have high winds that lasted for weeks. Sometime around the turn of the
century that seems to have changed. I suppose I could look it up, and
see if it's the case, but that's my current impression.
So, Space-X's Dragon capsule docked with the ISS this morning, in the AM hours.
big deal because NASA has had no way of supplying the ISS with
astronauts and cargo after the retirement of the Shuttle fleet -
despite having had 25+
years to come up with a replacement (since the Shuttle's debut,
really). Space-X built the launcher and capsule using a fixed price
contract: $1.6 Billion for twelve resupply flights. That seems like a
lot, but it would be the cost of just three shuttle flights, excluding
all development costs for the shuttle. So, a deal.
This is just a demonstration cargo vehicle (no windows!), but it
could take people too. The Russian's must be terrified: a newer, better
system than their antique Soyuz that they've been charging top dollar for the US to use.
If NASA were to contract with Boeing/USAF for use of an X-37
derivative for use as an emergency return-to-Earth shuttle for the
station, then they could keep it attached for a year or more, and
dispense with the Soyuz capsules which have to be recycled every six
The Russians wouldn't like that either.
Thursday 24 May 2012
- Took a friend down to UCLA for a medical appointment. Passed the time
by visiting the engineering library at Boelter Hall. Very nice, wish I
had more time to browse there. Afterwards we had a very nice lunch at a
nearby Italian place, and returned home early evening. Very tired again.
Wednesday 23 May 2012
Wednesday - Almost too tired to
move. The swamp cooler fan motor has overheated and failed, I'll have
to get a new one. Bah.
22 May 2012
- Worked, up in Thousand Oaks again, and we've now finished most of the
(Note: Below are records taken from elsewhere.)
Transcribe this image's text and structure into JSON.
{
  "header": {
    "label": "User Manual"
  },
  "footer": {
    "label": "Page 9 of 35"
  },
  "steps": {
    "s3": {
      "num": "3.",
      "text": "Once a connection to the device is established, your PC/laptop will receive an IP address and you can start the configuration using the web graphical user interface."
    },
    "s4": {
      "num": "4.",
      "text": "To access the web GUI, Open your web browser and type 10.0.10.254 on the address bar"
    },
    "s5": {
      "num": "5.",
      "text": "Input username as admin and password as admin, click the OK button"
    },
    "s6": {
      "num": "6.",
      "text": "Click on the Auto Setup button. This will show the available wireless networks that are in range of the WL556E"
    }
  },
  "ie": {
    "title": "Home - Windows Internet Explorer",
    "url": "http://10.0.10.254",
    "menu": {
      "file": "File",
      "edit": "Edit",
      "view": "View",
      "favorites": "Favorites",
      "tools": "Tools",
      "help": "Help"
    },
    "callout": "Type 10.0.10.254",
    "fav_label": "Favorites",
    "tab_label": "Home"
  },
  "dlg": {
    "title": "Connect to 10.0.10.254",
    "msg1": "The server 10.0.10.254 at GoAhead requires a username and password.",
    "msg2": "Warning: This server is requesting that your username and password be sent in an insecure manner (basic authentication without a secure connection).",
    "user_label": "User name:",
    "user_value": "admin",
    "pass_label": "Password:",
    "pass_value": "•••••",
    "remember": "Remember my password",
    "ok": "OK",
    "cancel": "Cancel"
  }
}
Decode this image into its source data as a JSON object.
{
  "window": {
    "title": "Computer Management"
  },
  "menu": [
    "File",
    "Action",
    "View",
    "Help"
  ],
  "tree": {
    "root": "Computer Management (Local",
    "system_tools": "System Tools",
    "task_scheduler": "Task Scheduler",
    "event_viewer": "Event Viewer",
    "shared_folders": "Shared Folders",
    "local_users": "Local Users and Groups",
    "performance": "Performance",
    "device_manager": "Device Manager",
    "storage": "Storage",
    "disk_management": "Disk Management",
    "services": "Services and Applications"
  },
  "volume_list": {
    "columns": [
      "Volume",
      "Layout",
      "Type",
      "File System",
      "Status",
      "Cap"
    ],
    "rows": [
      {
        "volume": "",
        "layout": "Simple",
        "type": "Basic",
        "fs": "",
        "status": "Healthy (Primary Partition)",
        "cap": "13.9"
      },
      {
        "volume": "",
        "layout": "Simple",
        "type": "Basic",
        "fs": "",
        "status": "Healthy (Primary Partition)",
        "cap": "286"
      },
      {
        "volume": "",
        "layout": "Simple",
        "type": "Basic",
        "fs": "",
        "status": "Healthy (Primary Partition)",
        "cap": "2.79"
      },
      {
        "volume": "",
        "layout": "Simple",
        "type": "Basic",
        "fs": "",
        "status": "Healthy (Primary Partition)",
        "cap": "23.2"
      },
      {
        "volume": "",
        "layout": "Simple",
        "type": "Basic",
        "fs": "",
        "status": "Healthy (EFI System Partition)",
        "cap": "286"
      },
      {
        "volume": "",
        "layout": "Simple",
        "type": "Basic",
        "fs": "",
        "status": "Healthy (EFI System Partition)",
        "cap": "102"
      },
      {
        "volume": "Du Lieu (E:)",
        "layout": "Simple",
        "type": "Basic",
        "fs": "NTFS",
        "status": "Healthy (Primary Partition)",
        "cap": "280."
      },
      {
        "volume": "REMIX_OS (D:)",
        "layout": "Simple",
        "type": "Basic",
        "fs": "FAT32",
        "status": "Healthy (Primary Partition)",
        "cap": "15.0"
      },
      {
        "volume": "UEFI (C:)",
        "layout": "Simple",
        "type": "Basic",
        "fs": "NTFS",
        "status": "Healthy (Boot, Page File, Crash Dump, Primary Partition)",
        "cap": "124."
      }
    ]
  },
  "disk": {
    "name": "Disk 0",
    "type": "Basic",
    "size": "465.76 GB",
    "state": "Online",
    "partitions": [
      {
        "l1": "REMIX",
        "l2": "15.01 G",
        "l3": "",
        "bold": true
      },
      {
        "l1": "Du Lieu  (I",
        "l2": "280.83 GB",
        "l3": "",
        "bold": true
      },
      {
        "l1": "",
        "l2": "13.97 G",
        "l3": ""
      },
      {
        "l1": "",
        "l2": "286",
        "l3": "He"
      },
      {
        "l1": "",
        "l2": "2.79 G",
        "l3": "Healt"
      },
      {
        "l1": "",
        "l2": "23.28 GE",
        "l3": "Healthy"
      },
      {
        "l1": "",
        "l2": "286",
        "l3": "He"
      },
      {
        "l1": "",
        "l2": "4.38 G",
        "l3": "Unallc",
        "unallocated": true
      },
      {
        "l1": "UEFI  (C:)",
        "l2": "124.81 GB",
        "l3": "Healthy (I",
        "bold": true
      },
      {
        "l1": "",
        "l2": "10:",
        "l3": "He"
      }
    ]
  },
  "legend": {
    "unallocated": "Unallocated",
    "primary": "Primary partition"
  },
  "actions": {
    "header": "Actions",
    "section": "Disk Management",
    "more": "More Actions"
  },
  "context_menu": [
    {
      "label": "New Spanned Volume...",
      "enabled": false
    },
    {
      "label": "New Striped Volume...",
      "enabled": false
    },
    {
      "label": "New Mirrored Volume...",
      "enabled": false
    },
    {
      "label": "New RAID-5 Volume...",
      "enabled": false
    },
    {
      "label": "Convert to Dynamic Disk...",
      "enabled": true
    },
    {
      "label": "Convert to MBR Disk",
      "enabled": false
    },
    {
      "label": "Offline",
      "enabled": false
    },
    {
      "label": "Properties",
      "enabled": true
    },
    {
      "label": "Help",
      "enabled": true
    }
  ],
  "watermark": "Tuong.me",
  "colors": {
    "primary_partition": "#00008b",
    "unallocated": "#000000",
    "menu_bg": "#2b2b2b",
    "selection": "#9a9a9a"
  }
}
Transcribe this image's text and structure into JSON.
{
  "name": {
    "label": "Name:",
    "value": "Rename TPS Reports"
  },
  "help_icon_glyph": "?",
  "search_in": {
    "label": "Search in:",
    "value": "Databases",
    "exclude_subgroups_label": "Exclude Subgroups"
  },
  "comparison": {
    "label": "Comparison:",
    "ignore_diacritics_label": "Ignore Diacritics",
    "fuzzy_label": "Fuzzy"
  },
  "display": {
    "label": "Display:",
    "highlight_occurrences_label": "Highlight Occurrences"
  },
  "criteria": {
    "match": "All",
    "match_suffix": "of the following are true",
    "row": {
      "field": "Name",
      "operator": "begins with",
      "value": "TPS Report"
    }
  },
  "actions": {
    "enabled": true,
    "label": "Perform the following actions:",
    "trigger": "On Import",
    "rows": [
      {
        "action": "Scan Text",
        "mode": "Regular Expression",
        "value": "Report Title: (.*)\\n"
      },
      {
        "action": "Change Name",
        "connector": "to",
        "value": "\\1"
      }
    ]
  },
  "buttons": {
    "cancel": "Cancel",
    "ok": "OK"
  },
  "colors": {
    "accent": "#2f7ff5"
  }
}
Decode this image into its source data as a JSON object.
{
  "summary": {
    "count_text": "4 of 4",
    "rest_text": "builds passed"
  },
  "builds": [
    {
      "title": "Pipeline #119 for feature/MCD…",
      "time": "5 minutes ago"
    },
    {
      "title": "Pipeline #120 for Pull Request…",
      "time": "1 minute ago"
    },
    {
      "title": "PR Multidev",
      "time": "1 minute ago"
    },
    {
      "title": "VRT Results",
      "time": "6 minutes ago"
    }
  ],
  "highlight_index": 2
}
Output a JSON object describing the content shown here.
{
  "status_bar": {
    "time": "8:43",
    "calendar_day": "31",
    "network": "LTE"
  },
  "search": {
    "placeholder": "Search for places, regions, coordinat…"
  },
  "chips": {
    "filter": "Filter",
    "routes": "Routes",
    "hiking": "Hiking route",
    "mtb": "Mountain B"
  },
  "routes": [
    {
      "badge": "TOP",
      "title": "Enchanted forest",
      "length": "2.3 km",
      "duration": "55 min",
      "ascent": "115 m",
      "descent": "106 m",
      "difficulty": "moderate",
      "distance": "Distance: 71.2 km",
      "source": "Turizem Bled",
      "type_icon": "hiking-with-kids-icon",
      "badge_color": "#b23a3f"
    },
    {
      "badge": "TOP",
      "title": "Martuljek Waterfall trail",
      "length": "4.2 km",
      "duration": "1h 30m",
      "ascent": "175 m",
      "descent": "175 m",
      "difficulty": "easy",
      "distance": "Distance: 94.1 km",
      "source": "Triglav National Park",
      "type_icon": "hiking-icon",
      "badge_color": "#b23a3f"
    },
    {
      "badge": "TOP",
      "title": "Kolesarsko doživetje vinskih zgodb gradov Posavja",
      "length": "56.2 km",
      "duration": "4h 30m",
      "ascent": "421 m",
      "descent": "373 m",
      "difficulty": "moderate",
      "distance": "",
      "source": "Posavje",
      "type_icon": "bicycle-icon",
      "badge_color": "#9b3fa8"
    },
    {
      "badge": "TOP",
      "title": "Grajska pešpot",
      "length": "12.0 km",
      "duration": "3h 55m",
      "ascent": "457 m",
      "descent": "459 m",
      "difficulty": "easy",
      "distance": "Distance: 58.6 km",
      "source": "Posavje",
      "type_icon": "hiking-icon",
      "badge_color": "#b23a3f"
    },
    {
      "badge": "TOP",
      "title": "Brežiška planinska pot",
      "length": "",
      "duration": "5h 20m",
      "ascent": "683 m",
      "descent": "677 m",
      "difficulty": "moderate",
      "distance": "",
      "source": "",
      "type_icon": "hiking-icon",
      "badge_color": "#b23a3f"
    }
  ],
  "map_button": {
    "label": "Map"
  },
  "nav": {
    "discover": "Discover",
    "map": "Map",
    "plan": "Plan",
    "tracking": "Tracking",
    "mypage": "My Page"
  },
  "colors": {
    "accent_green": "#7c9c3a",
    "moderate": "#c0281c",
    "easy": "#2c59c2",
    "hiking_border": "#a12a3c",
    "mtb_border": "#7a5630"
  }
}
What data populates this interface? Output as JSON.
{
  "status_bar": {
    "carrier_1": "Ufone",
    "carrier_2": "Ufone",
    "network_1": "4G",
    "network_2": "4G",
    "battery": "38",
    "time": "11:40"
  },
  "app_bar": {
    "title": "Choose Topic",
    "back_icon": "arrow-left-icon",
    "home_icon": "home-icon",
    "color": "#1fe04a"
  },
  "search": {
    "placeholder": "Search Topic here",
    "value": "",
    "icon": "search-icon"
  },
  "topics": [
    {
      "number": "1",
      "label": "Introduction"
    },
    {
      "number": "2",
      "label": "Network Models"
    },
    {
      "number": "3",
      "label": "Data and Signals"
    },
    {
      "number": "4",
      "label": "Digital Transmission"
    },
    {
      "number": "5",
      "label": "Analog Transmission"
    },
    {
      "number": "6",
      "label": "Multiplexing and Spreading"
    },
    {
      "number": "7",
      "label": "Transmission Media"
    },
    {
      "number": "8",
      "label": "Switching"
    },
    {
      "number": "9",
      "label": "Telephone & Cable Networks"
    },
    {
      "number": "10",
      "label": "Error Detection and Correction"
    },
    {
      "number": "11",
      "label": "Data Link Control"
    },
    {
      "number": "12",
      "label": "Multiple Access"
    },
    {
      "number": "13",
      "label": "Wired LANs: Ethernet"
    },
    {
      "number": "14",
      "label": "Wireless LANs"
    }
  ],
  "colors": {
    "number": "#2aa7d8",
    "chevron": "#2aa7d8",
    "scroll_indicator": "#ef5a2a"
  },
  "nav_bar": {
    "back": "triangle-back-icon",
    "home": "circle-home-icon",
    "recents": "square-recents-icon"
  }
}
inspection for this job. Back to Lancaster in the evening.
Book #50 was A Fire Upon the Deep,
by Vernor Vinge. This is an excellent book, I think it won the Hugo in
1991, and in anticipation of reading the sequel that just came out I
thought I'd re-read it.
So, we have so far this year:
Sunday 20 May 2012
- In the late morning we inspected one of the tougher drains, 1300'
long, and only about 4.5' high. Very hard on the back. If it had been
2000' I think we would have had to stop and come back the next day!
After the inspection we went up to Ojai for the partial eclipse, as the
marine layer in Ventura obscured the sky. We went to the little
downtown park there, listened to the band, and enjoyed the 90F heat.
The eclipse was easily visible, though not a "ring of fire" as it was
We made little pinhole camera's to view the occultation, and a local
high school teacher had brought two scopes for people to look through.
One used a hydrogen-alpha filter and made the prominences on the edge
of the sun quite visible. I didn't get the filter type on the other,
but it made the sunspots on the disk quite clear. Neat!